WHAT THE TASK REQUIRES: From the entries below, copy every line holding the word "JSON".

Website and app data records:
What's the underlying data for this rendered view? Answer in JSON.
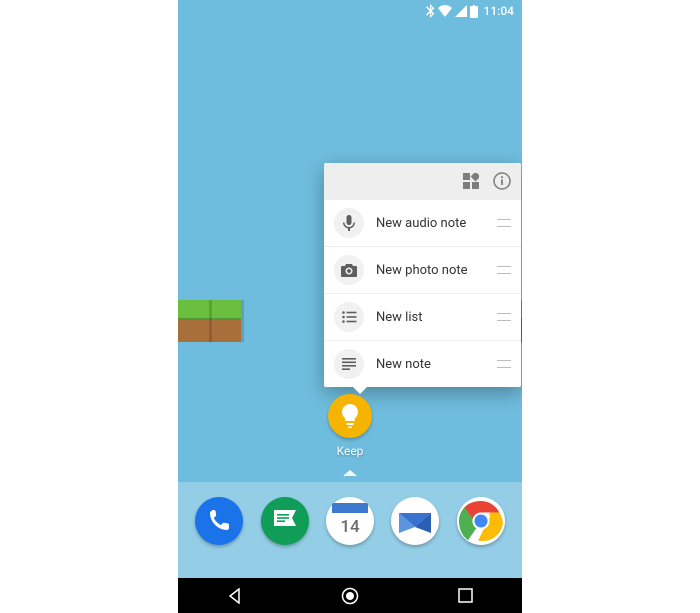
{
  "status": {
    "time": "11:04"
  },
  "popup": {
    "items": [
      {
        "icon": "mic-icon",
        "label": "New audio note"
      },
      {
        "icon": "camera-icon",
        "label": "New photo note"
      },
      {
        "icon": "list-icon",
        "label": "New list"
      },
      {
        "icon": "note-icon",
        "label": "New note"
      }
    ]
  },
  "app": {
    "keep_label": "Keep"
  },
  "dock": {
    "calendar_day": "14",
    "items": [
      "phone",
      "messages",
      "calendar",
      "inbox",
      "chrome"
    ]
  }
}
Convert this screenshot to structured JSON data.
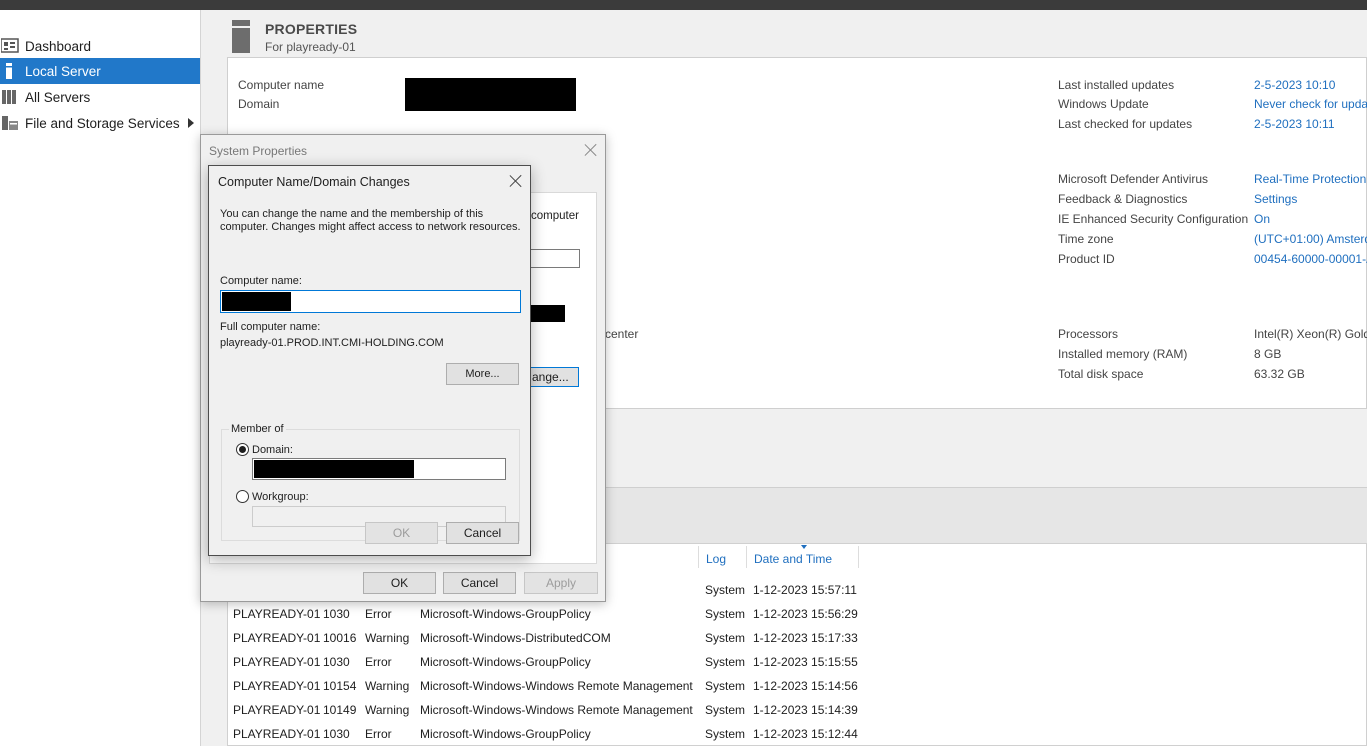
{
  "sidebar": {
    "items": [
      {
        "label": "Dashboard",
        "icon": "dashboard-icon"
      },
      {
        "label": "Local Server",
        "icon": "server-icon",
        "active": true
      },
      {
        "label": "All Servers",
        "icon": "servers-icon"
      },
      {
        "label": "File and Storage Services",
        "icon": "storage-icon"
      }
    ]
  },
  "properties": {
    "title": "PROPERTIES",
    "subtitle": "For playready-01",
    "left": [
      {
        "label": "Computer name"
      },
      {
        "label": "Domain"
      }
    ],
    "right_top": [
      {
        "label": "Last installed updates",
        "value": "2-5-2023 10:10"
      },
      {
        "label": "Windows Update",
        "value": "Never check for upda"
      },
      {
        "label": "Last checked for updates",
        "value": "2-5-2023 10:11"
      }
    ],
    "right_mid": [
      {
        "label": "Microsoft Defender Antivirus",
        "value": "Real-Time Protection:"
      },
      {
        "label": "Feedback & Diagnostics",
        "value": "Settings"
      },
      {
        "label": "IE Enhanced Security Configuration",
        "value": "On"
      },
      {
        "label": "Time zone",
        "value": "(UTC+01:00) Amsterd"
      },
      {
        "label": "Product ID",
        "value": "00454-60000-00001-A"
      }
    ],
    "right_bottom": [
      {
        "label": "Processors",
        "value": "Intel(R) Xeon(R) Gold"
      },
      {
        "label": "Installed memory (RAM)",
        "value": "8 GB"
      },
      {
        "label": "Total disk space",
        "value": "63.32 GB"
      }
    ],
    "partial_center": "center"
  },
  "events": {
    "columns": {
      "log": "Log",
      "date": "Date and Time"
    },
    "rows": [
      {
        "server": "",
        "id": "",
        "severity": "",
        "source": "",
        "log": "System",
        "date": "1-12-2023 15:57:11"
      },
      {
        "server": "PLAYREADY-01",
        "id": "1030",
        "severity": "Error",
        "source": "Microsoft-Windows-GroupPolicy",
        "log": "System",
        "date": "1-12-2023 15:56:29"
      },
      {
        "server": "PLAYREADY-01",
        "id": "10016",
        "severity": "Warning",
        "source": "Microsoft-Windows-DistributedCOM",
        "log": "System",
        "date": "1-12-2023 15:17:33"
      },
      {
        "server": "PLAYREADY-01",
        "id": "1030",
        "severity": "Error",
        "source": "Microsoft-Windows-GroupPolicy",
        "log": "System",
        "date": "1-12-2023 15:15:55"
      },
      {
        "server": "PLAYREADY-01",
        "id": "10154",
        "severity": "Warning",
        "source": "Microsoft-Windows-Windows Remote Management",
        "log": "System",
        "date": "1-12-2023 15:14:56"
      },
      {
        "server": "PLAYREADY-01",
        "id": "10149",
        "severity": "Warning",
        "source": "Microsoft-Windows-Windows Remote Management",
        "log": "System",
        "date": "1-12-2023 15:14:39"
      },
      {
        "server": "PLAYREADY-01",
        "id": "1030",
        "severity": "Error",
        "source": "Microsoft-Windows-GroupPolicy",
        "log": "System",
        "date": "1-12-2023 15:12:44"
      }
    ]
  },
  "system_properties": {
    "title": "System Properties",
    "partial_text": "computer",
    "change_button_partial": "ange...",
    "ok": "OK",
    "cancel": "Cancel",
    "apply": "Apply"
  },
  "computer_name_dialog": {
    "title": "Computer Name/Domain Changes",
    "description_line1": "You can change the name and the membership of this",
    "description_line2": "computer. Changes might affect access to network resources.",
    "computer_name_label": "Computer name:",
    "full_name_label": "Full computer name:",
    "full_name_value": "playready-01.PROD.INT.CMI-HOLDING.COM",
    "more_button": "More...",
    "member_of_label": "Member of",
    "domain_label": "Domain:",
    "workgroup_label": "Workgroup:",
    "ok": "OK",
    "cancel": "Cancel",
    "selected_membership": "Domain"
  },
  "colors": {
    "accent": "#2178c9",
    "link": "#1f6fbf"
  }
}
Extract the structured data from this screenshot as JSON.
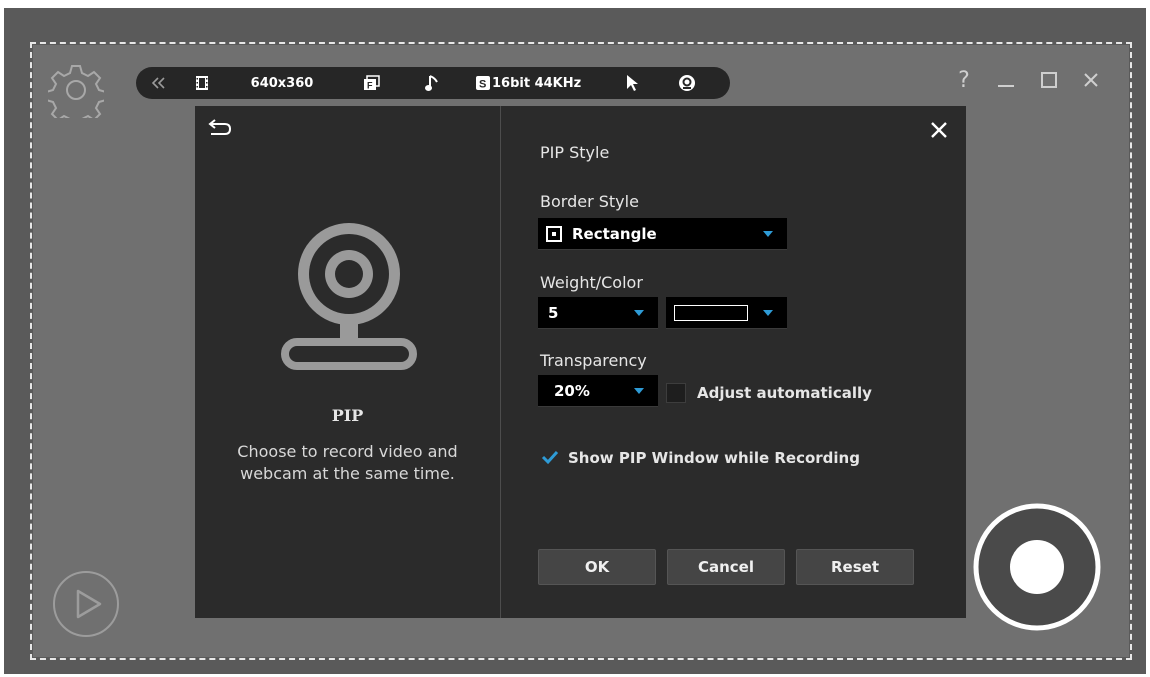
{
  "toolbar": {
    "resolution": "640x360",
    "audio": "16bit 44KHz",
    "icons": [
      "collapse-icon",
      "film-icon",
      "fps-icon",
      "music-note-icon",
      "audio-s-icon",
      "cursor-icon",
      "webcam-badge-icon"
    ]
  },
  "window": {
    "help": "?"
  },
  "left_panel": {
    "title": "PIP",
    "description_line1": "Choose to record video and",
    "description_line2": "webcam at the same time."
  },
  "pip_style": {
    "heading": "PIP Style",
    "border_style_label": "Border Style",
    "border_style_value": "Rectangle",
    "weight_color_label": "Weight/Color",
    "weight_value": "5",
    "color_value": "#000000",
    "transparency_label": "Transparency",
    "transparency_value": "20%",
    "adjust_label": "Adjust automatically",
    "adjust_checked": false,
    "show_pip_label": "Show PIP Window while Recording",
    "show_pip_checked": true
  },
  "buttons": {
    "ok": "OK",
    "cancel": "Cancel",
    "reset": "Reset"
  },
  "colors": {
    "accent": "#2e9bd6",
    "dialog_bg": "#2b2b2b",
    "outer_bg": "#707070"
  }
}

ANSWER TO THIS EXERCISE:
What's the underlying data for this rendered view? Answer in JSON.
Convert this screenshot to structured JSON data.
Extract the structured data from this screenshot as JSON.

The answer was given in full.